Pre-sale contracts when arranging trial periods

Mati JarveWhile car commercials abound during this time of the year, most equine enthusiasts dream of a different kind of horse power. It’s no surprise that horse sales tend to increase this time of year. In recent years, trial periods in horse sales have become an increasingly popular option. However, while trial periods are designed to avoid problems with equine sales, they can create some particular issues of their own. Generally, trial periods arise in one of two situations: (1) cautious buyers who want to make sure the horse they are interested in is a “good fit” before committing to the purchase; and (2) consignment sales where one individual (such as a horse trainer) takes a horse from the owner with the intention of selling it to a third party buyer, and then passing the money along to the owner (minus a fee).

In either situation, usually no money is paid up front and the potential buyer (or, in the event of a consignment, the consignee) takes possession of the horse for a designated period of time. Too often this process is done on a handshake, and there is no written contract covering the trial period. Of course, no one anticipates problems, but there are some common situations that frequently occur which can lead to a host of legal complications

The most obvious concern that might spring to a seller’s mind is theft. What if the potential buyer is up to no good and takes off with the horse without paying? Sellers can protect themselves against dishonest buyers in a couple of ways. First, they can take payment (or at least a large portion of it) up front before the start of the trial period with a written guarantee that the money will be refunded if the potential buyer decides not to go through with the sale. Obviously, if the buyer then makes off with the horse, the seller has money in hand. Secondly, a seller should retain the registration papers until the sale is complete. This is especially important in consignment sales so that the owner retains proof of ownership in the event a dishonest consignee attempts to keep the money for himself after sale.
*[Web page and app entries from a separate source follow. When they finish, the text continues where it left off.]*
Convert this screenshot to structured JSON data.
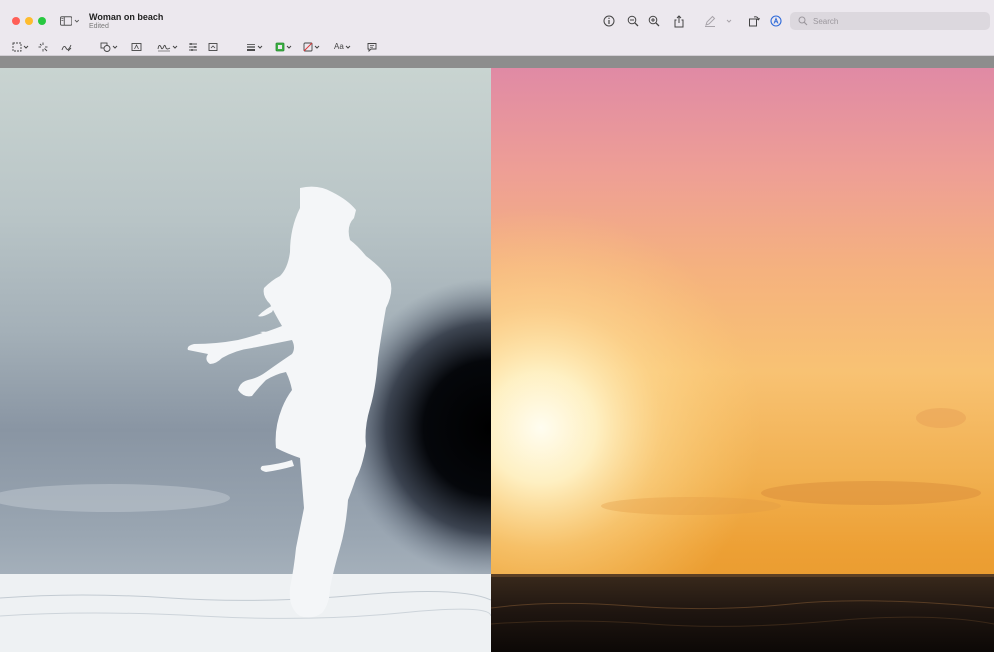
{
  "window": {
    "title": "Woman on beach",
    "subtitle": "Edited"
  },
  "toolbar": {
    "search_placeholder": "Search",
    "icons": [
      "sidebar-toggle-icon",
      "info-icon",
      "zoom-out-icon",
      "zoom-in-icon",
      "share-icon",
      "highlight-pen-icon",
      "rotate-icon",
      "markup-icon",
      "search-icon"
    ]
  },
  "markup_toolbar": {
    "tools": [
      "rect-select-icon",
      "instant-alpha-icon",
      "sketch-icon",
      "shapes-icon",
      "text-box-icon",
      "signature-icon",
      "adjust-color-icon",
      "adjust-size-icon",
      "border-style-icon",
      "border-color-icon",
      "fill-color-icon",
      "text-style-icon",
      "note-icon"
    ],
    "text_style_label": "Aa"
  },
  "colors": {
    "close": "#ff5f57",
    "minimize": "#febc2e",
    "maximize": "#28c840",
    "border_color_swatch": "#3cb043",
    "markup_accent": "#2f6ad9"
  }
}
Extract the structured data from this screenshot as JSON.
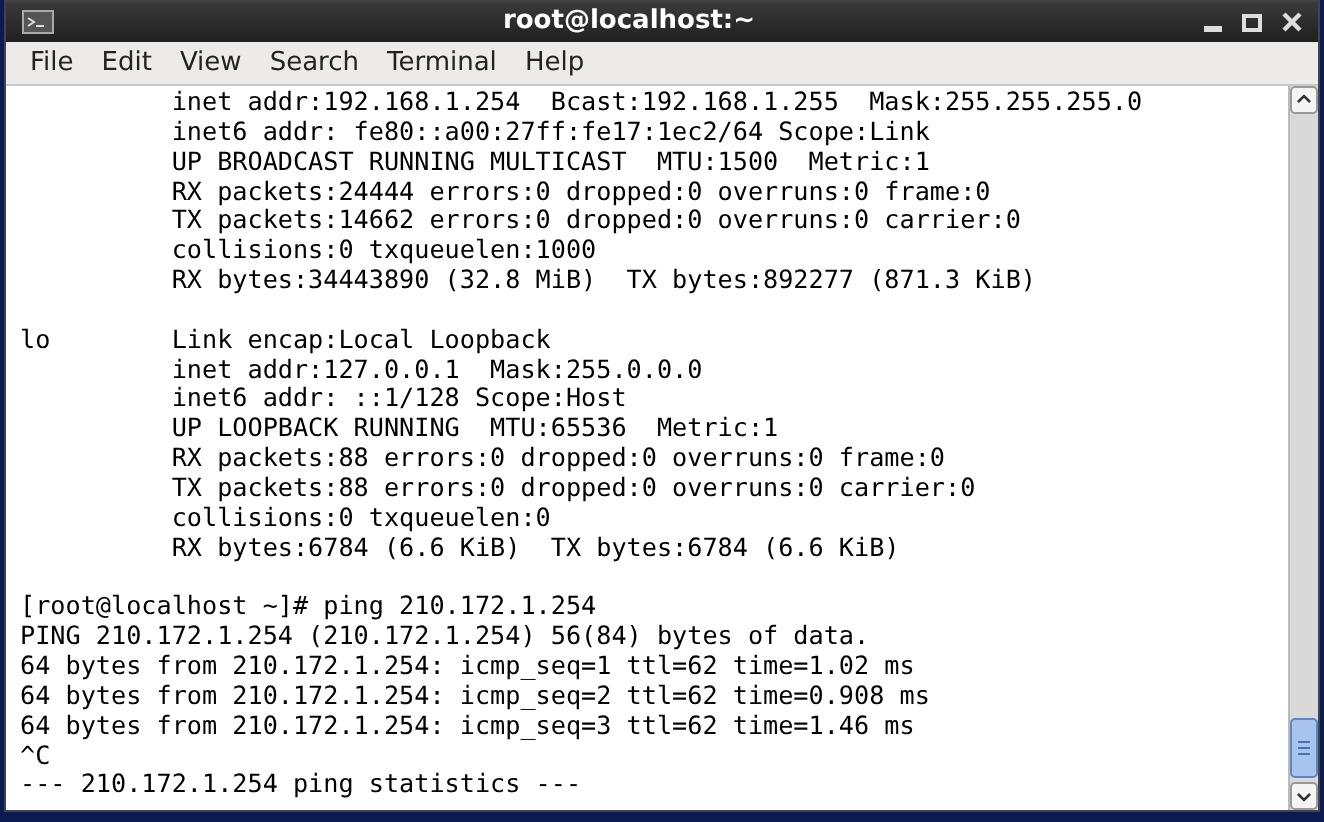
{
  "window": {
    "title": "root@localhost:~"
  },
  "menu": [
    "File",
    "Edit",
    "View",
    "Search",
    "Terminal",
    "Help"
  ],
  "terminal": {
    "lines": [
      {
        "text": "          inet addr:192.168.1.254  Bcast:192.168.1.255  Mask:255.255.255.0"
      },
      {
        "text": "          inet6 addr: fe80::a00:27ff:fe17:1ec2/64 Scope:Link"
      },
      {
        "text": "          UP BROADCAST RUNNING MULTICAST  MTU:1500  Metric:1"
      },
      {
        "text": "          RX packets:24444 errors:0 dropped:0 overruns:0 frame:0"
      },
      {
        "text": "          TX packets:14662 errors:0 dropped:0 overruns:0 carrier:0"
      },
      {
        "text": "          collisions:0 txqueuelen:1000"
      },
      {
        "text": "          RX bytes:34443890 (32.8 MiB)  TX bytes:892277 (871.3 KiB)"
      },
      {
        "text": "lo        Link encap:Local Loopback",
        "gap_before": true
      },
      {
        "text": "          inet addr:127.0.0.1  Mask:255.0.0.0"
      },
      {
        "text": "          inet6 addr: ::1/128 Scope:Host"
      },
      {
        "text": "          UP LOOPBACK RUNNING  MTU:65536  Metric:1"
      },
      {
        "text": "          RX packets:88 errors:0 dropped:0 overruns:0 frame:0"
      },
      {
        "text": "          TX packets:88 errors:0 dropped:0 overruns:0 carrier:0"
      },
      {
        "text": "          collisions:0 txqueuelen:0"
      },
      {
        "text": "          RX bytes:6784 (6.6 KiB)  TX bytes:6784 (6.6 KiB)"
      },
      {
        "text": "[root@localhost ~]# ping 210.172.1.254",
        "gap_before": true
      },
      {
        "text": "PING 210.172.1.254 (210.172.1.254) 56(84) bytes of data."
      },
      {
        "text": "64 bytes from 210.172.1.254: icmp_seq=1 ttl=62 time=1.02 ms"
      },
      {
        "text": "64 bytes from 210.172.1.254: icmp_seq=2 ttl=62 time=0.908 ms"
      },
      {
        "text": "64 bytes from 210.172.1.254: icmp_seq=3 ttl=62 time=1.46 ms"
      },
      {
        "text": "^C"
      },
      {
        "text": "--- 210.172.1.254 ping statistics ---"
      }
    ]
  }
}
Another common problem that occurs during a trial period is injury to potential buyer or someone whom the potential buyer allows to ride the horse. During the trial period the seller is still the owner of the horse, and ownership often equals liability. If someone gets injured while the horse is in someone else’s possession, the owner/seller could be looking at a potential lawsuit. The best way that potential sellers can protect themselves in this instance is through a trial period contract liability release. That is a written document that covers the trial period and sets out with specificity that the owner is not liable to the potential buyer (or consignee) for injury occurring during the trial period. This release should also include an indemnification clause, which means that the horse owner will not be held responsible for injury to third parties during the trial period. This, again, is especially important for consignment sales since any potential buyer who rides the horse in the consignee’s possession is a third party who could have a claim against the owner if injured. A liability release is not foolproof and the owner may still be liable in certain instances (for example, if he knew that his horse had dangerous propensities, or the potential buyer was not experienced enough to handle the horse). This is why it is important for any owner/seller to maintain proper insurance coverage. From the buyer’s point of view, it is also important to have proper insurance coverage before entering into a trial period, especially if a liability release is being signed.

It is also important to consider what will happen if the horse is injured or becomes lame or sick during the trial period. In many instances, if the injury or illness is caused by the negligent or reckless actions of the potential buyer, the potential buyer may ultimately be responsible. However, if the illness or injury is a result of natural causes, the owner may have to absorb the loss. That is why it is important for both seller and buyer to have medical and mortality insurance in place.

While trial periods may be a great way to make sure both seller and buyer are happy, the situation can be fraught with problems if entered into blindly. It may be inconvenient to have a pre-sales contract covering the trial period but it is a good way to spell out each party’s responsibilities and avoid potential concerns and costly litigation.


Mati Jarve is the managing partner of the Marlton, New Jersey law firm of Jarve Kaplan Granato, LLC. He is certified by the New Jersey Supreme Court as a Civil Trial Attorney and theNational Board of Trial Attorneys as a Trial Advocate. Licensed in New Jersey, Pennsylvania and Arizona, he maintains a national practice in civil litigation, including equine related issues. This article is for informational purposes only and is not intended to be legal advice. If you have a specific legal question or problem you should consult with an experienced and knowledgeable equine law attorney. Questions, comments or suggestions can be e-mailed to, by visiting



You must be logged in to post a comment Login